I decided to experiment with different profiles for the stairs before I moved onto the final install.
Unfortunately it looks like the stair nose I ordered is never coming in.
Solution? Make my own!
Note: Please understand how to work with things correctly. PVC contains Chlorine which is dangerous, if you don’t know this, look up proper safety stuff.
When replacing the entry half bath I noticed that the toilet wasn’t centered. Supposedly this is to make the room look bigger. I don’t know about that, but things not being centered or aligned bothers me, so I wasn’t sure what to do. I decided in the end that the vanity doors should be aligned with the toilet and a cubby would be put to one side for TP and such.
LEDs make everything better, including RC Cars! Draft!
DC18RC battery charger
The DC18RC battery charger that was included is a bit odd.
The first thing you are likely to notice is that it advertises a different charge time for the different battery capacities. As none of the charge rates appear to exceed the 18 V / 9 A output shown on the bottom, I am not really sure why. There are a number of possibilities, but none really make sense in this context. Presumably is has something to do with heat dissipation, as it always does, but the tools should draw more current, and they don’t have fans.
After charging my battery, the battery seemed to be at room temperature but I found the charger case to be quite hot. I don’t have a thermometer on me but I can say it was significantly hotter than any charger I have ever used, and use mostly Chinese knockoffs to charge my LiPos. As a result, I decided to open the case.
Now that I have shown you two different hardware setups for the RGB strips, it is time to talk about the chip firmware and software.
I have chosen to use NodeMCU which uses Lua as the programming language. The good news is that all the functions you need are already there. As a result, even someone like me who doesn’t know Lua can easily write it.
And, thanks to a number of online blogs detailing what is going on, it is mostly copypasting existing code. Mostly this is adapted from the blog of openhardware.co.za. There were a few things unclear, but I suggest looking at it as he has much more verbose documentation.
You can easily find a 5 m RGB LED strip and controller for under $15 on amazon. The controllers have an IR remote and receiver that lets you select (and in more recent versions, program) a number of different lighting options. They are fairly cool, but IR remotes require line of sight and just aren’t as cool as using your phone/tablet/computer.
The ESP8266-01 is a cheap (~$2) WiFi enabled multiprocessor with enough GPIO pins to control three FETs. There are a few tutorials on setting them up that I used, and they are listed at the bottom. I wanted to make a cheap board for controlling RGB LED STRIPS. The components are shown below, and the final result is at the end of this post.
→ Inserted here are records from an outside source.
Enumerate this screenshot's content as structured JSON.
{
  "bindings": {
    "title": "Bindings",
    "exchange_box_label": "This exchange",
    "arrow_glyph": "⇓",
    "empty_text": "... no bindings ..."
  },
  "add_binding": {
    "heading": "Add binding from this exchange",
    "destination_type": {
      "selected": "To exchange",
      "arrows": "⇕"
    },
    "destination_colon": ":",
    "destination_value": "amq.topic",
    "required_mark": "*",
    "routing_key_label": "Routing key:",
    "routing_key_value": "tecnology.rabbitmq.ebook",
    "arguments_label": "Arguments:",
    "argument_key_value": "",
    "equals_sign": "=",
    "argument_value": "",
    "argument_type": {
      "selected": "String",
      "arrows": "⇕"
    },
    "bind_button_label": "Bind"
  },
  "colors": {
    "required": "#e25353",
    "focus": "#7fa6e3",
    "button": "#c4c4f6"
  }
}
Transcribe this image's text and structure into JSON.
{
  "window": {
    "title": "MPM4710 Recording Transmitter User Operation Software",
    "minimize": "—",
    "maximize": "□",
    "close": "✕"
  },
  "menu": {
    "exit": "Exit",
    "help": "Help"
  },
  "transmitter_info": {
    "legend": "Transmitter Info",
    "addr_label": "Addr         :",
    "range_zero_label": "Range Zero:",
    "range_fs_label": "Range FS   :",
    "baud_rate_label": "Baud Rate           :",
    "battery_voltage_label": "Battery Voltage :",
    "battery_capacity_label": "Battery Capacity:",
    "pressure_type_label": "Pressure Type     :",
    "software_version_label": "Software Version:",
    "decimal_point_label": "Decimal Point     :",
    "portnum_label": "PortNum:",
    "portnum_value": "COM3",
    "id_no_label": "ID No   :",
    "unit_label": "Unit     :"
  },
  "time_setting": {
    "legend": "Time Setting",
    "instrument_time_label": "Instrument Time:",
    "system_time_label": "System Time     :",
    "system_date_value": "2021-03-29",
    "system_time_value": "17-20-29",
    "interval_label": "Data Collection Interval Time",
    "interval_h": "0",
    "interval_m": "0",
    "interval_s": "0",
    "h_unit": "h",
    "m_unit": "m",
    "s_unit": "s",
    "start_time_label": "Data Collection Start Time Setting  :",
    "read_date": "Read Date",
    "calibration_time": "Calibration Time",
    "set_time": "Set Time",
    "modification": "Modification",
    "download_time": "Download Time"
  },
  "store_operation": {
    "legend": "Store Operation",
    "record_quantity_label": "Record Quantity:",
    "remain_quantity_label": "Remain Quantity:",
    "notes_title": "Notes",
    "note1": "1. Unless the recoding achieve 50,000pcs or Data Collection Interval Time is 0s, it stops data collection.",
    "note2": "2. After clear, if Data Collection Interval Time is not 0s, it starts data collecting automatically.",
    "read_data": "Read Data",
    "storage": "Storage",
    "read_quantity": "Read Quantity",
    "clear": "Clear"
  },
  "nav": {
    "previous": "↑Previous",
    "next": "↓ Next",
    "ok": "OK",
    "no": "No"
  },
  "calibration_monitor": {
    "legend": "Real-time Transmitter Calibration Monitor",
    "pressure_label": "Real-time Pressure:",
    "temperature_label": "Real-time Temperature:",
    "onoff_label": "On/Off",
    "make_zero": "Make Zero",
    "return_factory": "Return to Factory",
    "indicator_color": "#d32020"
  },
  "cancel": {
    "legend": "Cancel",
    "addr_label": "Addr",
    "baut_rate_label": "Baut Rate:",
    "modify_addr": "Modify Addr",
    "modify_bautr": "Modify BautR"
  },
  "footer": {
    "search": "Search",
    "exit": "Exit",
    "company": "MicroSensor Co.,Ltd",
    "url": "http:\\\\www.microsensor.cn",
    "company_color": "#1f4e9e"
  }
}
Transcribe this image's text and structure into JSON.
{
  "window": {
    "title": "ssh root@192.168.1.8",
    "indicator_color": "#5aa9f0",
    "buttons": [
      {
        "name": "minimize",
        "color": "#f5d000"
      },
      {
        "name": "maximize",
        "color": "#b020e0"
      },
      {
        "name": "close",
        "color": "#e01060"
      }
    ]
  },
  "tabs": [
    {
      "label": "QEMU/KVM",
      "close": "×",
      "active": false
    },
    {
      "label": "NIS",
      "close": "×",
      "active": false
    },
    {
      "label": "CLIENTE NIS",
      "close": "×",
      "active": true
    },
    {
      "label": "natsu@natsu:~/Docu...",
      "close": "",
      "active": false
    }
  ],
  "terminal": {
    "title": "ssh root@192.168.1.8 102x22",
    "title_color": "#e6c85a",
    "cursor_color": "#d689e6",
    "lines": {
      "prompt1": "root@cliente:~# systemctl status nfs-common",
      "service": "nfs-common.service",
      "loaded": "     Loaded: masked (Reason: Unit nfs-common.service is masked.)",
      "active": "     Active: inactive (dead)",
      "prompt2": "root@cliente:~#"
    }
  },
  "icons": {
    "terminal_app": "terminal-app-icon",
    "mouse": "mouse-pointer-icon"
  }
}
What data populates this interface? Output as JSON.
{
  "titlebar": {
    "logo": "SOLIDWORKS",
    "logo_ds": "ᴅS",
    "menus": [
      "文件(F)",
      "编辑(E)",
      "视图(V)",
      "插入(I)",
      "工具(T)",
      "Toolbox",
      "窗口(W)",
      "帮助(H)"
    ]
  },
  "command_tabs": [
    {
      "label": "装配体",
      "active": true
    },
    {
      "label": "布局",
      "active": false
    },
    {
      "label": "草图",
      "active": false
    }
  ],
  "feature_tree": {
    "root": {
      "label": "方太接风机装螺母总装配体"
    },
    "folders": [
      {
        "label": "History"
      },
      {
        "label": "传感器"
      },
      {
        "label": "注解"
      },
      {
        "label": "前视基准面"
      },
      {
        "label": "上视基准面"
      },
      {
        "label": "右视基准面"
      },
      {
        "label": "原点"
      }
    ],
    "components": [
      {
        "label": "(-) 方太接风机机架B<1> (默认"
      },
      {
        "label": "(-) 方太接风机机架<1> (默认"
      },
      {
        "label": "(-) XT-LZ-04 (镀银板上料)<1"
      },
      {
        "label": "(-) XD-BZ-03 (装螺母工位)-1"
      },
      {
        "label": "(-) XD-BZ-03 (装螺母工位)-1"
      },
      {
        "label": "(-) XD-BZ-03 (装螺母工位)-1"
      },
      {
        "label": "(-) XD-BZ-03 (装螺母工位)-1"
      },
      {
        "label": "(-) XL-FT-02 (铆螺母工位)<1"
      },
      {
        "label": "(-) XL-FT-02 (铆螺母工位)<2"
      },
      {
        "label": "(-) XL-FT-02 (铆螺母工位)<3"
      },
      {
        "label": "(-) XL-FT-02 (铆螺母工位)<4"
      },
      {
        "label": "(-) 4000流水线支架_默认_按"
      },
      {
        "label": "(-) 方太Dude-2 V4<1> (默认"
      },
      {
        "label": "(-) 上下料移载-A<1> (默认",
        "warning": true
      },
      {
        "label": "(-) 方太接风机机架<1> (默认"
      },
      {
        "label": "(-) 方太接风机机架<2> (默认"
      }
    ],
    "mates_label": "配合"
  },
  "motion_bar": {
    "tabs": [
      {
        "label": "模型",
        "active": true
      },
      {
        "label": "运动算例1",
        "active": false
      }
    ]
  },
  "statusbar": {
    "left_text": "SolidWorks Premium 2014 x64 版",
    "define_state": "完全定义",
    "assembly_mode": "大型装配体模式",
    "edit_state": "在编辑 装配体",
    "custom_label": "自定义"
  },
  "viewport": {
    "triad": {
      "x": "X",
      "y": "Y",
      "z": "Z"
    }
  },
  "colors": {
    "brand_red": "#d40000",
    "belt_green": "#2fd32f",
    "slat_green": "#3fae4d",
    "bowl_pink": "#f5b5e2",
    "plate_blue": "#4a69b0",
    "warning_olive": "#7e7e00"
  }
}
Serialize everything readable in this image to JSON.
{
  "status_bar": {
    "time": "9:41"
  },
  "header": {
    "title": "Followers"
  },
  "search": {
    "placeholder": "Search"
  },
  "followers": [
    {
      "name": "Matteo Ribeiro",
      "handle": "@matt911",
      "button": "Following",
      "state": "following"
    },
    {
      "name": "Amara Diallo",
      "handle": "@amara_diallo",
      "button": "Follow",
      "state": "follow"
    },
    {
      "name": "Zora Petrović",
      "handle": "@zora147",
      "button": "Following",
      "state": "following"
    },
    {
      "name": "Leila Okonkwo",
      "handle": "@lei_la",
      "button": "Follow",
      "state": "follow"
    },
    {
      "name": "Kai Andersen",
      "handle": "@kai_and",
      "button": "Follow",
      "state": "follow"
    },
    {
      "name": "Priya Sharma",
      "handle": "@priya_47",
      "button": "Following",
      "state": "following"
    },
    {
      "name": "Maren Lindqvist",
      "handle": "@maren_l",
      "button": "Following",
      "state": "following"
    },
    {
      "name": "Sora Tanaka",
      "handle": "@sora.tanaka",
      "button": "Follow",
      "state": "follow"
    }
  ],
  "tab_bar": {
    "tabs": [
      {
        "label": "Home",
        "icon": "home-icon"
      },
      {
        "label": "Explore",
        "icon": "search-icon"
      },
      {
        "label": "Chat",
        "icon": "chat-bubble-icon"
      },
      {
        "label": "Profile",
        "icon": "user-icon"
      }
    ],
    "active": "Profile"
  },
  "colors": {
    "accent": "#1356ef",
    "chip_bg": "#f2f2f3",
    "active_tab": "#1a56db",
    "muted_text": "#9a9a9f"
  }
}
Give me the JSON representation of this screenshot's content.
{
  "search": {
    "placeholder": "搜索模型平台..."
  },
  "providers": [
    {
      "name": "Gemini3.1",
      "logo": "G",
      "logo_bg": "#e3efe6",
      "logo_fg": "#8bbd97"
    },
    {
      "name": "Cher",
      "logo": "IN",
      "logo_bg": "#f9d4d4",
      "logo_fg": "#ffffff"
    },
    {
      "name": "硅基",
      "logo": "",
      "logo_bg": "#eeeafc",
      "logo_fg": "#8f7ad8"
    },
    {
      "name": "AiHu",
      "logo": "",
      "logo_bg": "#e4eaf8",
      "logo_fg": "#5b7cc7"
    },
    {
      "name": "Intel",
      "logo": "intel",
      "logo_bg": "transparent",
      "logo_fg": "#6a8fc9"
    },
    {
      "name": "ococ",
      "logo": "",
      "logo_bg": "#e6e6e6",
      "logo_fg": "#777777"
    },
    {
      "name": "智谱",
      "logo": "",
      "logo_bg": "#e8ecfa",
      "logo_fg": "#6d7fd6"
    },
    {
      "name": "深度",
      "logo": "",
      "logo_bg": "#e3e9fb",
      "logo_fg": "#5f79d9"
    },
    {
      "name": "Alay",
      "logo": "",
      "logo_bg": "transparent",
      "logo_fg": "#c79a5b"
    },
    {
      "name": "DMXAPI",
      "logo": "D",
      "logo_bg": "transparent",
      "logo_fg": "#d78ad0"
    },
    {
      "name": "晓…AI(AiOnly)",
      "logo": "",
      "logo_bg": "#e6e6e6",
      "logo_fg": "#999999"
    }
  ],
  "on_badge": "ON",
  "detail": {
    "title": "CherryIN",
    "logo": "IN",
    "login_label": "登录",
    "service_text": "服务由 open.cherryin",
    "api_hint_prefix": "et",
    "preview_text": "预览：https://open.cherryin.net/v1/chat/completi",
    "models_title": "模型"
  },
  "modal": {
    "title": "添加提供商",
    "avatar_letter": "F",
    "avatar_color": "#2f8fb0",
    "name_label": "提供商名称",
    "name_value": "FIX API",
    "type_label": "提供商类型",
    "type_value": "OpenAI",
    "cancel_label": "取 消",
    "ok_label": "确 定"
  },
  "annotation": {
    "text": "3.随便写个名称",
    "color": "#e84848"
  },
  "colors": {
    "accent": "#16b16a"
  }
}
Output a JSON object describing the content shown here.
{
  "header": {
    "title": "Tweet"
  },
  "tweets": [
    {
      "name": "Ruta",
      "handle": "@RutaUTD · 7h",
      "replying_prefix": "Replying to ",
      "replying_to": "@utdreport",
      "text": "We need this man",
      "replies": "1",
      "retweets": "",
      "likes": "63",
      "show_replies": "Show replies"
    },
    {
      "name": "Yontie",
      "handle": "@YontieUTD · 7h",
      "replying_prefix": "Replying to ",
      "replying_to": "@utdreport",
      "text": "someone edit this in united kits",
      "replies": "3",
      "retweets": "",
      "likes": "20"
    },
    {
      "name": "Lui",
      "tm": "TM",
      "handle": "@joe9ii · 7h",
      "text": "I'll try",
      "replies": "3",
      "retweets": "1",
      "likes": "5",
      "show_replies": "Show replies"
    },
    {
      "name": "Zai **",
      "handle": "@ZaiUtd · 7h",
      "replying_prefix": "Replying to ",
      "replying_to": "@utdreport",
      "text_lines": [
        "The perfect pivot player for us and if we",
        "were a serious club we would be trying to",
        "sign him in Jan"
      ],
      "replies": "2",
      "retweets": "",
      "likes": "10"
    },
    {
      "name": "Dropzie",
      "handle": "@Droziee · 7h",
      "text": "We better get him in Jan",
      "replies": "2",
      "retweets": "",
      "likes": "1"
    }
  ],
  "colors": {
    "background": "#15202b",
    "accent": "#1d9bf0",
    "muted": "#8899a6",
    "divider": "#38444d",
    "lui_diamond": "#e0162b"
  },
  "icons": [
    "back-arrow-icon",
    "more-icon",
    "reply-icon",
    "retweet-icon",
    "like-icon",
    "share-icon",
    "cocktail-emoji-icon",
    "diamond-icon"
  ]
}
The UNO has some great advantages for people starting out and playing around, but the 5v/40ma output power limit can be a bit limiting without additional circuitry. While the UNO is not intended to drive anything directly, it kind of defeats the purpose if you have to hunt through and source a bunch of stuff to attach to do anything. As a result, there are a number of boards available. However, I wanted to build a board for the uno that had a lot of power control options, which didn’t seem to exist. The first thing I wanted to put on was a Darlington array.
I have been doing some work creating CAD models of a friend of mine’s startup product. I haven’t been able to share any of my work before now because it belongs to him, but he has given me the OK now. I am actually really proud of some of the work I did on this. Some of my drafts are not so great, but I had never modeled an existing product and I learned a lot.